Next up was since I was going down the path of Fedora and the possible challenges (unfounded claim) that Nvidia drivers could be causing issues, I ordered a new GPU. Put this into the system and still no change.

What I was really impressed on the swapping of the GPU was how quickly that Fedora was able to just pick this up and get moving. I just booted up and bam I had my UI going. Nothing to have to work through.

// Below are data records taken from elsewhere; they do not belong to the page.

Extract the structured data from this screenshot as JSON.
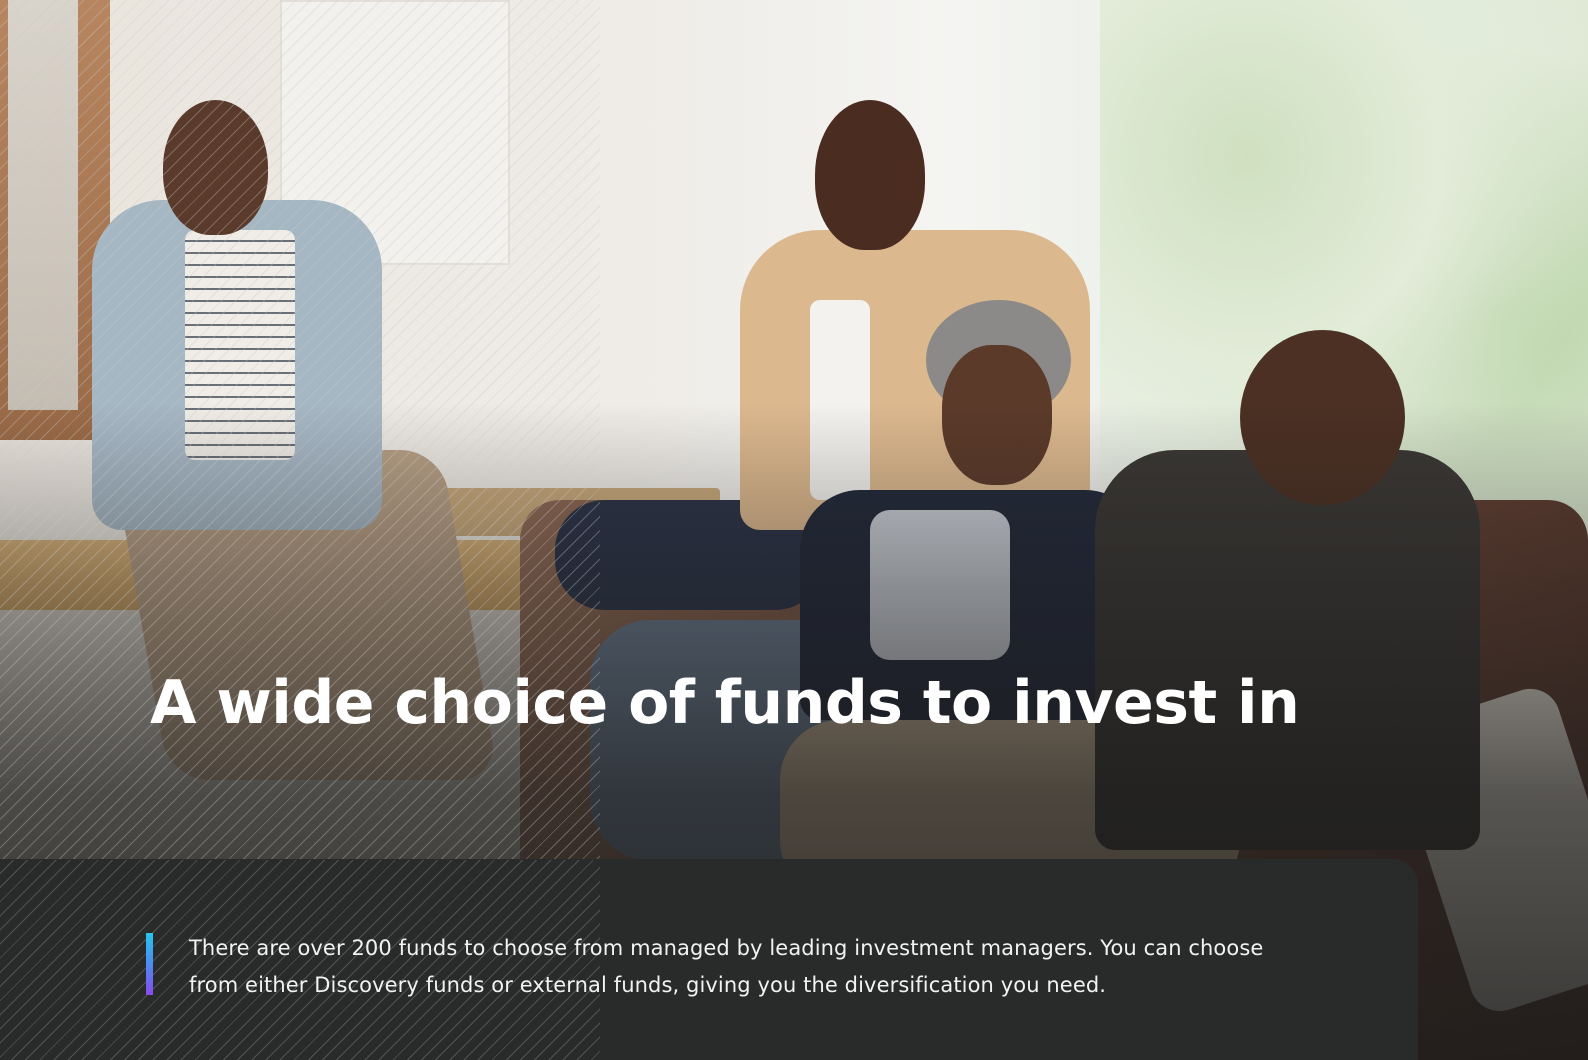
{
  "hero": {
    "title": "A wide choice of funds to invest in",
    "description": "There are over 200 funds to choose from managed by leading investment managers. You can choose from either Discovery funds or external funds, giving you the diversification you need."
  },
  "colors": {
    "panel_background": "#292a2a",
    "accent_gradient_top": "#29c4f0",
    "accent_gradient_bottom": "#8a4af0",
    "text": "#ffffff"
  }
}
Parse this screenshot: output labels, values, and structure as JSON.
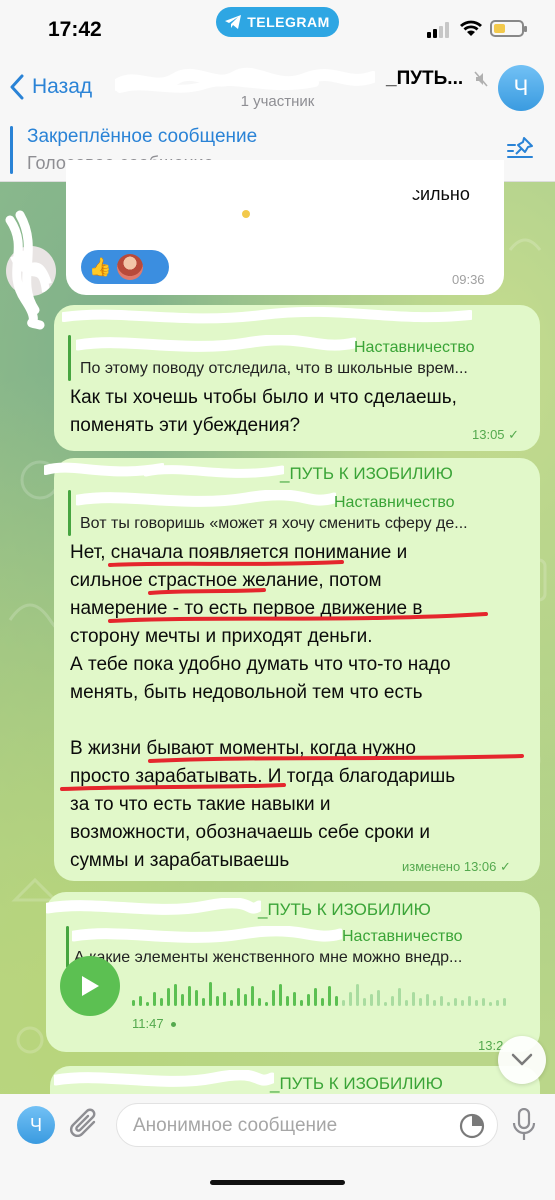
{
  "status_bar": {
    "time": "17:42",
    "badge": "TELEGRAM"
  },
  "header": {
    "back_label": "Назад",
    "title": "_ПУТЬ...",
    "subtitle": "1 участник",
    "avatar_letter": "Ч"
  },
  "pinned": {
    "title": "Закреплённое сообщение",
    "text": "Голосовое сообщение"
  },
  "messages": [
    {
      "kind": "incoming",
      "text_fragment": "сильно",
      "time": "09:36",
      "reactions": [
        "👍"
      ]
    },
    {
      "kind": "outgoing",
      "reply_title": "Наставничество",
      "reply_text": "По этому поводу отследила, что в школьные врем...",
      "lines": [
        "Как ты хочешь чтобы было и что сделаешь,",
        "поменять эти убеждения?"
      ],
      "time": "13:05"
    },
    {
      "kind": "outgoing",
      "sender": "_ПУТЬ К ИЗОБИЛИЮ",
      "reply_title": "Наставничество",
      "reply_text": "Вот ты говоришь «может я хочу сменить сферу де...",
      "lines": [
        "Нет, сначала появляется понимание и",
        "сильное страстное желание, потом",
        "намерение - то есть первое движение в",
        "сторону мечты и приходят деньги.",
        "А тебе пока удобно думать что что-то надо",
        "менять, быть недовольной тем что есть",
        "",
        "В жизни бывают моменты, когда нужно",
        "просто зарабатывать. И тогда благодаришь",
        "за то что есть такие навыки и",
        "возможности, обозначаешь себе сроки и",
        "суммы и зарабатываешь"
      ],
      "edited": "изменено",
      "time": "13:06"
    },
    {
      "kind": "outgoing",
      "sender": "_ПУТЬ К ИЗОБИЛИЮ",
      "reply_title": "Наставничество",
      "reply_text": "А какие элементы женственного мне можно внедр...",
      "voice_duration": "11:47",
      "time": "13:2"
    },
    {
      "kind": "outgoing",
      "sender": "_ПУТЬ К ИЗОБИЛИЮ"
    }
  ],
  "composer": {
    "placeholder": "Анонимное сообщение",
    "avatar_letter": "Ч"
  },
  "colors": {
    "accent": "#2a83d6",
    "sender_green": "#3aa437",
    "outgoing_bg": "#e1f8c9",
    "underline_red": "#e5262d"
  }
}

At this point, I am suspecting that maybe the motherboard would be my next stop on the troubleshooting chain. I decided to go to PC Parts Picker to look at what else would be compatible with the processor and RAM choices. I found the Gigabyte B765M DS3H AX would work, and it comes with some added benefits of having wireless (bluetooth) and a 2.5 Gbps NIC. I ordered up this motherboard and got to it the same night with completing the motherboard swap. Interestingly enough, it also includes a second M.2 interface that I was able to install both nVME drives that I have.

Instantly things just felt better in the OS. Fedora was able to be installed smoothly and without any hesitation. The system BIOS already had XMP disabled, which was a recommendation that I had seen in some other posts. And the hardware was all detected.

Fedora ran through the night at this point. Once waking up to get started with the day it felt good to just have the Dev Workstation up and running.

Fedora Choice #

I’m going with Fedora at the moment for a couple of reasons. First, on top of being a solid, trusted OS, it is running the latest kernels and latest UI. I’m impressed with where Linux is at. Secondly, I just need to get better. In the world of Network Automation, as much as it is easy to just get moving with Ubuntu, I need to be able to work within the world of Fedora. So this will hopefully work out well.

Dual Boot #

One of the interesting things that I didn’t think about with the second drive, is that I have an easy method to set up a dual booting system. Every time my workstation reboots at this point I am presented with a choice of a previous PopOS install or the Fedora install. I am continuing to run Fedora, but it is nice to know that I have the option.

Summary #

So far it was an experience that I wasn’t looking to have, but I did get to experience desktop hardware troubleshooting. It’s interesting space that I hadn’t had the opportunity to do for a while. Just the timing of this could have been better. Well, time to return that old motherboard.